◆ WORK REQUIRED ◆
Report all lines of the data below that hold the word "save".

*** AVAILABLE DATA ***

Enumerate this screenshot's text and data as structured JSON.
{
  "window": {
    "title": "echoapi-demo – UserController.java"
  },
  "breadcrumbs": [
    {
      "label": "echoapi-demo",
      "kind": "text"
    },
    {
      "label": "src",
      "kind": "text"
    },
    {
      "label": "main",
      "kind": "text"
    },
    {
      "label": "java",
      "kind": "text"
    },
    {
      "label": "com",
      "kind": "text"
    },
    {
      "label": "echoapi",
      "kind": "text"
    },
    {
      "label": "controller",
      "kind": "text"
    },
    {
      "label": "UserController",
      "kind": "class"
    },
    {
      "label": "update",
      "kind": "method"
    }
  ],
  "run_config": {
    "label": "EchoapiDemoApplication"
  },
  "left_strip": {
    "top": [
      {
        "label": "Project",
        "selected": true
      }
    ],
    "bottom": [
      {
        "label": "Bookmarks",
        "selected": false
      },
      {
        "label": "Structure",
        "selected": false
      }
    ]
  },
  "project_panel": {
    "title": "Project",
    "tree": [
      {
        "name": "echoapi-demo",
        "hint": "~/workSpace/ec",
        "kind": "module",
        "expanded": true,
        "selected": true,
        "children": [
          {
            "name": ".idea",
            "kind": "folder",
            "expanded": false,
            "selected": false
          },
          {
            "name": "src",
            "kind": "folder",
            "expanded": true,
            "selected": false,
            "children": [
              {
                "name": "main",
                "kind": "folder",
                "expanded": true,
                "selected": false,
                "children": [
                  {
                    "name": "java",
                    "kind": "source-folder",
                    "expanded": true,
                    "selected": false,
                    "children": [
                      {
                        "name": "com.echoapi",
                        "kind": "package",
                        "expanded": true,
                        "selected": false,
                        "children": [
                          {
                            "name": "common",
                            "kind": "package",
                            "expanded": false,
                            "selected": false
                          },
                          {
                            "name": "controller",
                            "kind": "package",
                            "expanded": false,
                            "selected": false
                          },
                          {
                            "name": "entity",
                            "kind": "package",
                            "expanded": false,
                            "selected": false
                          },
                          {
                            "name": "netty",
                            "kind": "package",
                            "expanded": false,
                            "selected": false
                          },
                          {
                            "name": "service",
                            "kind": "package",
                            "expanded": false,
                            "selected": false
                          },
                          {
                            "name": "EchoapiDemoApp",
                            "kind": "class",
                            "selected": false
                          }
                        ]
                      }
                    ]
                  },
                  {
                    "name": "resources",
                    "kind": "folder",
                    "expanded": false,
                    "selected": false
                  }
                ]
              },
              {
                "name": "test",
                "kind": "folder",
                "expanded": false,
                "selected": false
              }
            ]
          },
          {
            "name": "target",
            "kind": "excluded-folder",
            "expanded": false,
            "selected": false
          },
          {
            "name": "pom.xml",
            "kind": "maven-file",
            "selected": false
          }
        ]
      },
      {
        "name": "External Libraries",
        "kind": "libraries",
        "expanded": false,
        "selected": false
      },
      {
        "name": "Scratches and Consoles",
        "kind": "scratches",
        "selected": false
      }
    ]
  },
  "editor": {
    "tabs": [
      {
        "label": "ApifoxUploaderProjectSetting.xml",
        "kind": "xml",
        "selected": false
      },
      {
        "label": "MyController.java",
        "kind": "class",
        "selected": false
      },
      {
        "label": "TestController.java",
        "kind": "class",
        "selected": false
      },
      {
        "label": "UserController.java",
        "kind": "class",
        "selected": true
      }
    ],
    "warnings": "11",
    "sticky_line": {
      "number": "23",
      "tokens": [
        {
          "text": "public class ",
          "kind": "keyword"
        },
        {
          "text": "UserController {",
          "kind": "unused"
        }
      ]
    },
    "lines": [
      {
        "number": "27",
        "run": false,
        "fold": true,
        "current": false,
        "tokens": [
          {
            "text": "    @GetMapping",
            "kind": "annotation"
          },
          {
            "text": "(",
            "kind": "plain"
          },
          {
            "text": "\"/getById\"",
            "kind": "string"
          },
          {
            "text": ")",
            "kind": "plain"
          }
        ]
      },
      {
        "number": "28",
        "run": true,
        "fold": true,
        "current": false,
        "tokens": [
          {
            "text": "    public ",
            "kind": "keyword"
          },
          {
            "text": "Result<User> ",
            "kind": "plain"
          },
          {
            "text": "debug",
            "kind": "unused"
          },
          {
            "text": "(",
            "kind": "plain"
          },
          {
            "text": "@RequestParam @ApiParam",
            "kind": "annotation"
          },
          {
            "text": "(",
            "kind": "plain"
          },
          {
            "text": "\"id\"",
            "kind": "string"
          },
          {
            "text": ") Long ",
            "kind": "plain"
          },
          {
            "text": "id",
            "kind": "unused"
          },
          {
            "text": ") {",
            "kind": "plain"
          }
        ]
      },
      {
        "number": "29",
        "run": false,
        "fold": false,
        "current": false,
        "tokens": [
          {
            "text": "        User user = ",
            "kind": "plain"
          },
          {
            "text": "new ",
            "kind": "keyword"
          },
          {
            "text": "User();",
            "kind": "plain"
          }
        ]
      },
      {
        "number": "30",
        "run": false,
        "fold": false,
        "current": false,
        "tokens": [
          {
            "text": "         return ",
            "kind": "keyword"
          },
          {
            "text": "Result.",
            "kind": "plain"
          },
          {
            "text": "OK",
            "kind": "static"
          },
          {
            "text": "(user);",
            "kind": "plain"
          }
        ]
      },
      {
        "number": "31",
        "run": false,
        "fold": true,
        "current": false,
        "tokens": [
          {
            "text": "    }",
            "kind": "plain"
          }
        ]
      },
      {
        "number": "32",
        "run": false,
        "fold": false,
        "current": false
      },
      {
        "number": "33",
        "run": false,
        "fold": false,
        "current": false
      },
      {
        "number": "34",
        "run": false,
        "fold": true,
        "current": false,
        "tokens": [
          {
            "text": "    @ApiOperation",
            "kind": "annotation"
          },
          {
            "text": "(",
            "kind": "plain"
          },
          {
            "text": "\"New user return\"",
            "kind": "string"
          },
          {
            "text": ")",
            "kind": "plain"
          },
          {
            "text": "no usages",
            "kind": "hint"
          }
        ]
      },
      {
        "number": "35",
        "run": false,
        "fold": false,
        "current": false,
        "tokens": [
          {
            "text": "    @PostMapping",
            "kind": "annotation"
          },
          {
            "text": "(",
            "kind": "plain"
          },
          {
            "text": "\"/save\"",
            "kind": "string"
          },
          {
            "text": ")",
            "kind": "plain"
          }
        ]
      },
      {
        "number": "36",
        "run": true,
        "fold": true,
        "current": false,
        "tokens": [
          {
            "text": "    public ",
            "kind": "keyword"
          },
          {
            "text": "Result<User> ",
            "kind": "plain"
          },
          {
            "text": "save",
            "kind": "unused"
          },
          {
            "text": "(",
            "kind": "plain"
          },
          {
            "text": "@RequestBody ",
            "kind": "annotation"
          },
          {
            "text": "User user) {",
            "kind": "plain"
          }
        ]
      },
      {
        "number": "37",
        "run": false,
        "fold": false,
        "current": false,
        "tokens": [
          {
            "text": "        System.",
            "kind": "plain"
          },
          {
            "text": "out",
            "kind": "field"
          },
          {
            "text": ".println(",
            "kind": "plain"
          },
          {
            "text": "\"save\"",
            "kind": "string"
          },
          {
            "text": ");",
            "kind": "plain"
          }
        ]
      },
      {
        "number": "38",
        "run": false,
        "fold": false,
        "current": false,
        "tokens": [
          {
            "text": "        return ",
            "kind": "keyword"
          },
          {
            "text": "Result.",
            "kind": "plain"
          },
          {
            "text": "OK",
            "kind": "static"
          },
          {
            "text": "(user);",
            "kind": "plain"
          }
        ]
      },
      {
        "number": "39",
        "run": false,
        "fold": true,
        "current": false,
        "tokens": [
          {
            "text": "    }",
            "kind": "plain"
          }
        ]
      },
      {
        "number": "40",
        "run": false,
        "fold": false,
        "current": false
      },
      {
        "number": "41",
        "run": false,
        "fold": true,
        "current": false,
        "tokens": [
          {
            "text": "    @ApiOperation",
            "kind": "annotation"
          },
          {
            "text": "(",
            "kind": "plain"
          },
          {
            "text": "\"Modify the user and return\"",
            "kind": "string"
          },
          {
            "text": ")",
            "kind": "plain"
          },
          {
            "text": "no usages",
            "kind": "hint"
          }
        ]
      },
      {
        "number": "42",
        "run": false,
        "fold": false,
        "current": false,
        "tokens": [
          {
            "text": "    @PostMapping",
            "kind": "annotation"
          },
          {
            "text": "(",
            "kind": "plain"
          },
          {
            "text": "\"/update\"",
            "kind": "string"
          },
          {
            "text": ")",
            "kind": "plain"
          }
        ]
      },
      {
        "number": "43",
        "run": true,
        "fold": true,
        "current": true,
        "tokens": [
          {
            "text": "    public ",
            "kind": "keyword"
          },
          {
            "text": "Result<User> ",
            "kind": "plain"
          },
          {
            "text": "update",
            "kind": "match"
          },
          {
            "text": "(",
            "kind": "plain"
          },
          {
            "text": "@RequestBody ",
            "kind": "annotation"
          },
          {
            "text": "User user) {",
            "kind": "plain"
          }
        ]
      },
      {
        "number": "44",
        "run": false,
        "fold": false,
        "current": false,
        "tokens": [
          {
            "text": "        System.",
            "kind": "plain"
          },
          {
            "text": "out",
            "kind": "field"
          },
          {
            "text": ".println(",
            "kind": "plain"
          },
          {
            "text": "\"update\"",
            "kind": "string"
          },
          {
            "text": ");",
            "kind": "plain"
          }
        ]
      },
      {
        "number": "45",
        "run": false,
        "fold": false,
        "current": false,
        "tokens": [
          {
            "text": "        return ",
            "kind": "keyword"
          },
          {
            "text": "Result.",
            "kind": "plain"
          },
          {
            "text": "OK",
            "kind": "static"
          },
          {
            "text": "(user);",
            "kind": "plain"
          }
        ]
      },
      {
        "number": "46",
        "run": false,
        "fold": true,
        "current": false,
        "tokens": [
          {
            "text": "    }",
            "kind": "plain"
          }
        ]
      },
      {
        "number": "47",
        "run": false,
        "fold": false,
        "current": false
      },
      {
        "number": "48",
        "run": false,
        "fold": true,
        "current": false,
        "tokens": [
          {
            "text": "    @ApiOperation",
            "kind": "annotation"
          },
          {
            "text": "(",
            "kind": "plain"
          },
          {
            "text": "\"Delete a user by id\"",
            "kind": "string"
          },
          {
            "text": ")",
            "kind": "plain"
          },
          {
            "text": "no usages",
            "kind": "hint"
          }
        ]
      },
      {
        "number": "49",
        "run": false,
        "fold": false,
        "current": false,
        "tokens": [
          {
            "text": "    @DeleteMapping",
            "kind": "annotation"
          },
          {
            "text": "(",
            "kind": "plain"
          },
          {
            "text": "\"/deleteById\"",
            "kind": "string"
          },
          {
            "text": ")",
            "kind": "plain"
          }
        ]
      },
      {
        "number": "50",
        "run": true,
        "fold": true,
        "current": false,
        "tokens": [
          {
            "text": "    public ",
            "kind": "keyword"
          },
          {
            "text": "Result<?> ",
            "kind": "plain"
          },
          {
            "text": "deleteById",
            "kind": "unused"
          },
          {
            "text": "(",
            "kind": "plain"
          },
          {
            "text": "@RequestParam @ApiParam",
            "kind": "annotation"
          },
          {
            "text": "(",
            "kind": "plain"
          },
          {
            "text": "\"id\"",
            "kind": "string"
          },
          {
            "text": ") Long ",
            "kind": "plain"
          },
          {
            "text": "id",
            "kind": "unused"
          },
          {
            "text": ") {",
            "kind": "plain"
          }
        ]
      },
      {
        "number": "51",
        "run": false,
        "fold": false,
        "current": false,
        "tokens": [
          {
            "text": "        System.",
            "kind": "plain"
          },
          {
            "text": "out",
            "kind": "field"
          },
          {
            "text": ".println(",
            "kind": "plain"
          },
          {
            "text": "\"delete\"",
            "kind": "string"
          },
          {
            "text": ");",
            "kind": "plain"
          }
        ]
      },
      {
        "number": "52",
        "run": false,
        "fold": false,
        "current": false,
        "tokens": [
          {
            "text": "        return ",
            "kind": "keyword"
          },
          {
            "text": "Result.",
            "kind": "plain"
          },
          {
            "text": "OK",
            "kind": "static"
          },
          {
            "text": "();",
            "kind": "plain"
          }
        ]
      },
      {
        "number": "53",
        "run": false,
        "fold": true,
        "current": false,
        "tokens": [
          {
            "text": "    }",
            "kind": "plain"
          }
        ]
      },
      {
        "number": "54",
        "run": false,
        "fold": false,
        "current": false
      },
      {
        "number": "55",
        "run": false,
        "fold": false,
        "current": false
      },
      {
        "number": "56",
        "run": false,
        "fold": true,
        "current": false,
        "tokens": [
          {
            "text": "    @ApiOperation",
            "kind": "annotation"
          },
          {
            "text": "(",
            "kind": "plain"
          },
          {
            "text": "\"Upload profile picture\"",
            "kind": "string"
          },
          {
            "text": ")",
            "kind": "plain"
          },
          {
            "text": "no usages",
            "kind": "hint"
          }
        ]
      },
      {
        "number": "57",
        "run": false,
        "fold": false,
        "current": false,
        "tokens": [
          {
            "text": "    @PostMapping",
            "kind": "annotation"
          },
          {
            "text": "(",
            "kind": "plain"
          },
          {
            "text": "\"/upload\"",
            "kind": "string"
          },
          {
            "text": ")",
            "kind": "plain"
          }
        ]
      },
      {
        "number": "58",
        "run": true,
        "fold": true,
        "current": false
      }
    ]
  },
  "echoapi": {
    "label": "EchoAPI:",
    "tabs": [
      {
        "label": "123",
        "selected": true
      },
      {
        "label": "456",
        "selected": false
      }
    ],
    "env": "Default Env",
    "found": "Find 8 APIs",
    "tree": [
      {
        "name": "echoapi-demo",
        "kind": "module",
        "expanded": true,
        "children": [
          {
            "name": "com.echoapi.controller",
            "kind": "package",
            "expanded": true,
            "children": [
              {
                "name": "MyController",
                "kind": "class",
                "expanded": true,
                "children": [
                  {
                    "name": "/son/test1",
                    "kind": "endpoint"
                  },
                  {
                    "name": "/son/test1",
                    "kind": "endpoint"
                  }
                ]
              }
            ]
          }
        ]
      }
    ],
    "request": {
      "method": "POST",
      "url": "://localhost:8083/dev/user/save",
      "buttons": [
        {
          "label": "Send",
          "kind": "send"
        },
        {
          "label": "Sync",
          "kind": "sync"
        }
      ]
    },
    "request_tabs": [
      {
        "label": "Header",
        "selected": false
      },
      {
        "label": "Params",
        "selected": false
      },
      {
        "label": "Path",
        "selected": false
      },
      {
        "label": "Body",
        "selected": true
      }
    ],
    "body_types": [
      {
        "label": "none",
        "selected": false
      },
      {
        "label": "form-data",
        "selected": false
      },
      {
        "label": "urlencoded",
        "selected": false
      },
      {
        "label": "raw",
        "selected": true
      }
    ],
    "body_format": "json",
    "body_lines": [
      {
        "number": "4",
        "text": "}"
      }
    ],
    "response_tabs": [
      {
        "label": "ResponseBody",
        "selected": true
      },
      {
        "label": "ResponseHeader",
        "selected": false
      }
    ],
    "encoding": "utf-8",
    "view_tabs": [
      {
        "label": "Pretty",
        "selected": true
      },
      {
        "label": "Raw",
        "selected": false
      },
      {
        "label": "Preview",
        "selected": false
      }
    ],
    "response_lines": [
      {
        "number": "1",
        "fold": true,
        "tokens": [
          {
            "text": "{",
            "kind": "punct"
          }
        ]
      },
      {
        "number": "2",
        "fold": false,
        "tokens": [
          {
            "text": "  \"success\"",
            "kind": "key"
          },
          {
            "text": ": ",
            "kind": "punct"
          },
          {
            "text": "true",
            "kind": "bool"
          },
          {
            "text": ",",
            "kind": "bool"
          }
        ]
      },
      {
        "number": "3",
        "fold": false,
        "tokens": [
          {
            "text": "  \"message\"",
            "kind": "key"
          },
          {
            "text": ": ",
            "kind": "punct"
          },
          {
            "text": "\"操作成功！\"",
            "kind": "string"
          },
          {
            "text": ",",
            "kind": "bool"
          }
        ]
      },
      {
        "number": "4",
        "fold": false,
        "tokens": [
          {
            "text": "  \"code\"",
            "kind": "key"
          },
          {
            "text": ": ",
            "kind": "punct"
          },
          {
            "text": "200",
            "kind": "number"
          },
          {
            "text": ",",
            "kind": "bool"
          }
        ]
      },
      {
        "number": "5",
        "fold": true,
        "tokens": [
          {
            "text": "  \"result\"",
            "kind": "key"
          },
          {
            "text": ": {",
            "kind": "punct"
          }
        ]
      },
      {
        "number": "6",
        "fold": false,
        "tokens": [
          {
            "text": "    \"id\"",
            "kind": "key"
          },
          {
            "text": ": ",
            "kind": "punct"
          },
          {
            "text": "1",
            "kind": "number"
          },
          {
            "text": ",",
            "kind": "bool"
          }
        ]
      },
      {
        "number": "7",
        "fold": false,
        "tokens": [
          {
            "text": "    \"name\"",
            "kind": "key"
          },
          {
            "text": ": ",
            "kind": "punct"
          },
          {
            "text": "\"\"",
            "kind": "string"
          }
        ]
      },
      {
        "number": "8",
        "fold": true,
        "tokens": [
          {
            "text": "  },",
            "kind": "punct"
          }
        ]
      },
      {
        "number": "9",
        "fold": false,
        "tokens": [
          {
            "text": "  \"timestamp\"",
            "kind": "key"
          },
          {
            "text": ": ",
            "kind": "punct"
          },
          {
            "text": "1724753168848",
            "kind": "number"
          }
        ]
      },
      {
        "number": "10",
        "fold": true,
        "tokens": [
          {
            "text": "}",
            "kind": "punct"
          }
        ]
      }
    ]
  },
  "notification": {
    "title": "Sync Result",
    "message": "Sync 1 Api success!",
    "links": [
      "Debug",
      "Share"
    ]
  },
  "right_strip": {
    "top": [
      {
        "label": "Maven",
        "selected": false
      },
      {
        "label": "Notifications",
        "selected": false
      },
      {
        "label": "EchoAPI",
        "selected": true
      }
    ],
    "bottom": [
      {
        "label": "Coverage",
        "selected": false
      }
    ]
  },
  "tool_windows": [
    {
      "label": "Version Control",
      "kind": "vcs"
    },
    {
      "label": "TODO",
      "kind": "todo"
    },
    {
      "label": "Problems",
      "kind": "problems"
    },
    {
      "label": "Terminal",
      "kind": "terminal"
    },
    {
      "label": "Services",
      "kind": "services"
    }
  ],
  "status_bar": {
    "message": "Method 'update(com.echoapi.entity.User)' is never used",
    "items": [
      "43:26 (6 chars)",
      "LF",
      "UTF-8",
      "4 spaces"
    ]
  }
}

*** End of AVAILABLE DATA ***

◆ ANSWER AREA ◆
            "text": "\"/save\"",
            "text": "save",
            "text": "\"save\"",
      "url": "://localhost:8083/dev/user/save",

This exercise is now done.